Irene Taylor Brodsky is an Oscar-nominated, Emmy and Peabody Award-winning filmmaker whose first feature documentary, Hear and Now, won the Audience Award at the Sundance Film Festival in 2007. She considers Moonlight Sonata: Deafness in Three Movements to be a spiritual sequel to Hear and Now.
Friday saw the screening of Jeffery Palmer’s Words from a Bear, which talks about the life of Pulitzer Prize-winning author, Navarro Scott Momaday. In the movie, expressive animations intersect with stunning footage of the Great Plains, as Momaday draws from his Kiowa ancestry and identity to pose universal questions about how we connect to our origins, each other, and the earth.
“I am grateful they (Shirley K. Sneve and Michael Kantor) chose me to embark upon this journey and tell this story the way it should be told, from the perspective of a Kiowa filmmaker,” Palmer said. “When I started making the film, I realized that it is my time to present some of these things to people. I am so surprised that there are a lot of them who don’t know about the relocation era.”
Words From a Bear is Palmer’s directorial debut.

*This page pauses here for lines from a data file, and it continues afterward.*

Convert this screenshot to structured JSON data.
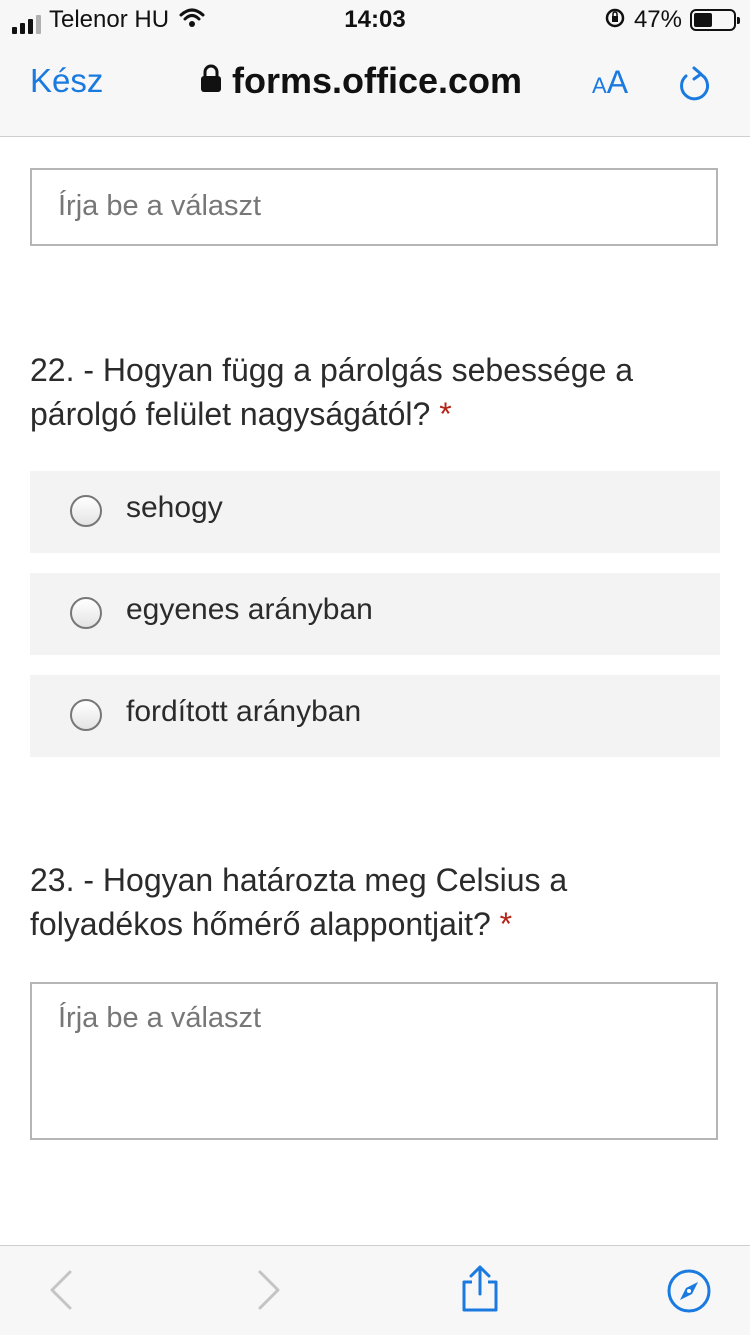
{
  "status_bar": {
    "carrier": "Telenor HU",
    "time": "14:03",
    "battery_percent": "47%",
    "battery_level": 0.47
  },
  "nav": {
    "done_label": "Kész",
    "url": "forms.office.com",
    "text_size_small": "A",
    "text_size_big": "A"
  },
  "form": {
    "answer_placeholder_top": "Írja be a választ",
    "q22": {
      "text": "22. - Hogyan függ a párolgás sebessége a párolgó felület nagyságától?",
      "required_mark": "*",
      "options": [
        "sehogy",
        "egyenes arányban",
        "fordított arányban"
      ]
    },
    "q23": {
      "text": "23. - Hogyan határozta meg Celsius a folyadékos hőmérő alappontjait?",
      "required_mark": "*",
      "answer_placeholder": "Írja be a választ"
    }
  },
  "colors": {
    "accent": "#1a7ae0",
    "required": "#b42318",
    "option_bg": "#f3f3f3"
  },
  "icons": [
    "signal-icon",
    "wifi-icon",
    "rotation-lock-icon",
    "battery-icon",
    "lock-icon",
    "reload-icon",
    "back-icon",
    "forward-icon",
    "share-icon",
    "compass-icon"
  ]
}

Saturday started with acclaimed documentarian Rehad Desai’s Everything Must Fall, a galvanizing examination of the fight for free higher education at the #FeesMustFall student movement that burst onto the South African political landscape.
“In many ways the movement was broken by the repression that followed in 2016, people retreated to that repression back into their very South African political identities,” says Desai in a Skype Q&A session, when asked about the current update of the movement, one year after filming this documentary, taking his own alma mater as a case study in a growing intersectional global movement.
The afternoon continued with Almudena Carracedo’s The Silence of Others, a movie that captures the first attempt in 77 years to prosecute crimes of Spain’s 40-year dictatorship under General Francisco Franco (1939-1975).
“It is a seven-year production, the stories of stolen children started coming out of Spain in 2010,” said Carracedo via Skype. “Me and my husband were very impacted at the moment by Spain. We were living in New York and just had our daughter. We decided to move to Spain.”
The Silence of Others explores the shadows the past still casts upon the present in Spain.
The festival concluded with The Sweet Requiem, a story of a daughter and her father who fled their home in Tibet, escaping Chinese armed forces in an arduous journey across the Himalayas. It is a reflection on an ongoing but too often forgotten refugee crisis.